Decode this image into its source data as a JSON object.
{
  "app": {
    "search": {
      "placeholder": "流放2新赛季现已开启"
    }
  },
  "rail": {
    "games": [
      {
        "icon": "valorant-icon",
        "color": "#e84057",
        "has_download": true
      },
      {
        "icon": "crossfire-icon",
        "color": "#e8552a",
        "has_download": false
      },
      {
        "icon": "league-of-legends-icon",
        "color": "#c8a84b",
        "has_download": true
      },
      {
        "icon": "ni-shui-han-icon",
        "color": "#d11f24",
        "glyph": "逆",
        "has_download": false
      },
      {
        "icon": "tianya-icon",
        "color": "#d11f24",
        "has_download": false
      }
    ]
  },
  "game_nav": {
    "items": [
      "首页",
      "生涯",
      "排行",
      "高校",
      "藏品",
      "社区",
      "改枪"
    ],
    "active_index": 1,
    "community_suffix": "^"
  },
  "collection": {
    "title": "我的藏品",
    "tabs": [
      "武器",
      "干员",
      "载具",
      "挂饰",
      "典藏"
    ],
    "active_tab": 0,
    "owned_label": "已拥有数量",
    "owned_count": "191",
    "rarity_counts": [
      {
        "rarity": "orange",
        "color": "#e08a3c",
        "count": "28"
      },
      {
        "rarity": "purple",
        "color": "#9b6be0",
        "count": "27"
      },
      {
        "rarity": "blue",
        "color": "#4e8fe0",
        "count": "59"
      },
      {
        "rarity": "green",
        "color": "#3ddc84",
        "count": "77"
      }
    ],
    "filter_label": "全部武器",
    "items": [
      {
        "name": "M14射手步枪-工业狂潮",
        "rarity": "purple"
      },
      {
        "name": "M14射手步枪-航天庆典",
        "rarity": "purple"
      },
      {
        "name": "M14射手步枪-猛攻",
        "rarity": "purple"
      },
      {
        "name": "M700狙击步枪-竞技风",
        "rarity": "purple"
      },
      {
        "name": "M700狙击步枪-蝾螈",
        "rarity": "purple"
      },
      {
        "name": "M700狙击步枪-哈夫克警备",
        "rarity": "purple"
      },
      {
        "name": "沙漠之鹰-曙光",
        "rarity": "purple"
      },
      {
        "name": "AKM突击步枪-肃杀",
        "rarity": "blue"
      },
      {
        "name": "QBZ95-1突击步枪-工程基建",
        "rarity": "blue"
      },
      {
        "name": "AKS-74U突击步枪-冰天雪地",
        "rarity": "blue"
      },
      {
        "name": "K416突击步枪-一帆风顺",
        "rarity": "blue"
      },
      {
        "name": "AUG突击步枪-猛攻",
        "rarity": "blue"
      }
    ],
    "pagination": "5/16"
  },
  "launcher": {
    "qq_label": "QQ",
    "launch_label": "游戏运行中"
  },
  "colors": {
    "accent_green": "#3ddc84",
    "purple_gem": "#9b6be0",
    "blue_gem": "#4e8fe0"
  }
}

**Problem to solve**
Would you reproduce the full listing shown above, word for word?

**Exercise result**
Decode this image into its source data as a JSON object.
{
  "app": {
    "search": {
      "placeholder": "流放2新赛季现已开启"
    }
  },
  "rail": {
    "games": [
      {
        "icon": "valorant-icon",
        "color": "#e84057",
        "has_download": true
      },
      {
        "icon": "crossfire-icon",
        "color": "#e8552a",
        "has_download": false
      },
      {
        "icon": "league-of-legends-icon",
        "color": "#c8a84b",
        "has_download": true
      },
      {
        "icon": "ni-shui-han-icon",
        "color": "#d11f24",
        "glyph": "逆",
        "has_download": false
      },
      {
        "icon": "tianya-icon",
        "color": "#d11f24",
        "has_download": false
      }
    ]
  },
  "game_nav": {
    "items": [
      "首页",
      "生涯",
      "排行",
      "高校",
      "藏品",
      "社区",
      "改枪"
    ],
    "active_index": 1,
    "community_suffix": "^"
  },
  "collection": {
    "title": "我的藏品",
    "tabs": [
      "武器",
      "干员",
      "载具",
      "挂饰",
      "典藏"
    ],
    "active_tab": 0,
    "owned_label": "已拥有数量",
    "owned_count": "191",
    "rarity_counts": [
      {
        "rarity": "orange",
        "color": "#e08a3c",
        "count": "28"
      },
      {
        "rarity": "purple",
        "color": "#9b6be0",
        "count": "27"
      },
      {
        "rarity": "blue",
        "color": "#4e8fe0",
        "count": "59"
      },
      {
        "rarity": "green",
        "color": "#3ddc84",
        "count": "77"
      }
    ],
    "filter_label": "全部武器",
    "items": [
      {
        "name": "M14射手步枪-工业狂潮",
        "rarity": "purple"
      },
      {
        "name": "M14射手步枪-航天庆典",
        "rarity": "purple"
      },
      {
        "name": "M14射手步枪-猛攻",
        "rarity": "purple"
      },
      {
        "name": "M700狙击步枪-竞技风",
        "rarity": "purple"
      },
      {
        "name": "M700狙击步枪-蝾螈",
        "rarity": "purple"
      },
      {
        "name": "M700狙击步枪-哈夫克警备",
        "rarity": "purple"
      },
      {
        "name": "沙漠之鹰-曙光",
        "rarity": "purple"
      },
      {
        "name": "AKM突击步枪-肃杀",
        "rarity": "blue"
      },
      {
        "name": "QBZ95-1突击步枪-工程基建",
        "rarity": "blue"
      },
      {
        "name": "AKS-74U突击步枪-冰天雪地",
        "rarity": "blue"
      },
      {
        "name": "K416突击步枪-一帆风顺",
        "rarity": "blue"
      },
      {
        "name": "AUG突击步枪-猛攻",
        "rarity": "blue"
      }
    ],
    "pagination": "5/16"
  },
  "launcher": {
    "qq_label": "QQ",
    "launch_label": "游戏运行中"
  },
  "colors": {
    "accent_green": "#3ddc84",
    "purple_gem": "#9b6be0",
    "blue_gem": "#4e8fe0"
  }
}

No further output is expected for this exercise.